Placemaking in Economic Development

I once heard Massachusetts Lt. Gov. Karyn Polito refer to a downtown as a community’s “haircut.” It may sound silly at first but it certainly stuck in my head. A downtown can be a first impression and the sort of mental “profile picture” you form in your head about what a community is all about and why you would spend time there. Streetscape and public space design — along with business and property facades— absolutely influence the time we spend in neighborhood commercial districts and our likelihood to patronize local businesses. Placemaking is an opportunity to distribute the decision-making power about how these spaces represent the community to visitors, residents, workers, employers, shoppers, and prospective investors.

Placemaking is an opportunity to distribute decision-making power about how the public realm represents the community and local economy.

Below I have laid out a few functions of placemaking in economic development and started some idea boards to capture precedents for implementation. I know this is all just scratching the surface on the link between placemaking and economic development so I’d love it if when you read this post you take it as a conversation starter. Let me know what you think is worthwhile, what’s missing, and how community members can work with the public and private sectors to co-create places that support inclusive local economies.
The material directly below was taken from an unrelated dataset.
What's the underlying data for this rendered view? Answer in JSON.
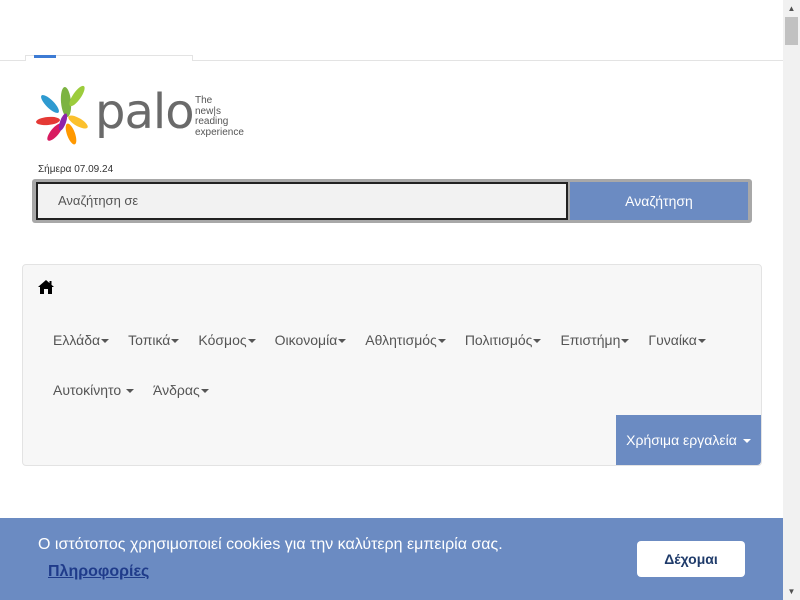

STICKY placemaking

The first function is the most often talked about. If we create a plaza outside of a café where a retail shopper would want to sit down and have a conversation in, we can convert a shopper into a coffee shop customer. If we create a street where a gym-goer likes to take their cool down walk, we expose a patron of one business to the range of products and services of many. These are “sticky streets,” a term coined by Vancouver-based urbanist Brent Toderian:

“Flânage Obligatoire.” Montreal, Canada (Image source)

SHIFTING placemaking

Public spaces have a rhythm (season, day, time) and placemaking can adapt. Mobile and modular placemaking and tactical urbanism elements can make way for more active uses or move to where they are needed most.

A “traffic garden” in Seattle helps children learn to navigate traffic safety. (Image source)

ENGAGING placemaking

Truth be told, this is one of the placemaking functions that I am most excited about. Although so much of what goes on in our downtowns and main streets has (thankfully!) some sort of public process attached to it, understanding how to weigh in and how your preferences and priorities fit within specific development constraints can be a big challenge. That’s why there is a real need to create places that bring community members together to learn about and engage with the complex local conditions and zoning or regulatory requirements that, once understood and digested, will allow them to participate more fully in civic life.

The St. Louis Map Room: a community space for exploring and creating original, interpretive maps of the city.

BUSSINESS-Y placemaking

Ok, so I know “bussiness-y” isn’t a word but that’s just to show that this category is still finding its shape. It’s sort of a catch-all for now but it includes placemaking strategies for testing the market, providing a launching pad for start-ups, co-locating businesses, introducing micro-retail, and improving the relationship between storefronts and sidewalks. All of these tactics can be used to help small businesses succeed in tough retail climates which in turn helps to address vacancy and attract new users downtown.

Minimal fit-out could bring shelf-stable products from a local supplier to vacant space. (Image source)

MITIGATING placemaking

From calling attention to a business hidden behind scaffolding to making the environment safer and more comfortable even when the street is all dug up, tactical urbanism can help downtowns and main streets mitigate the effect of construction on small businesses.

Springboard for the Arts worked with artists and businesses to mitigate impact of constriction. More here.

Other functions worth exploring include:

Mitigating the effects of stormwater or other environmental factors such as heat island effect.

Towards co-created places and urban policy. Real Estate Innovation Officer at MassDevelopment. All thoughts are my own.

Get the Medium app

A button that says 'Download on the App Store', and if clicked it will lead you to the iOS App store
A button that says 'Get it on, Google Play', and if clicked it will lead you to the Google Play store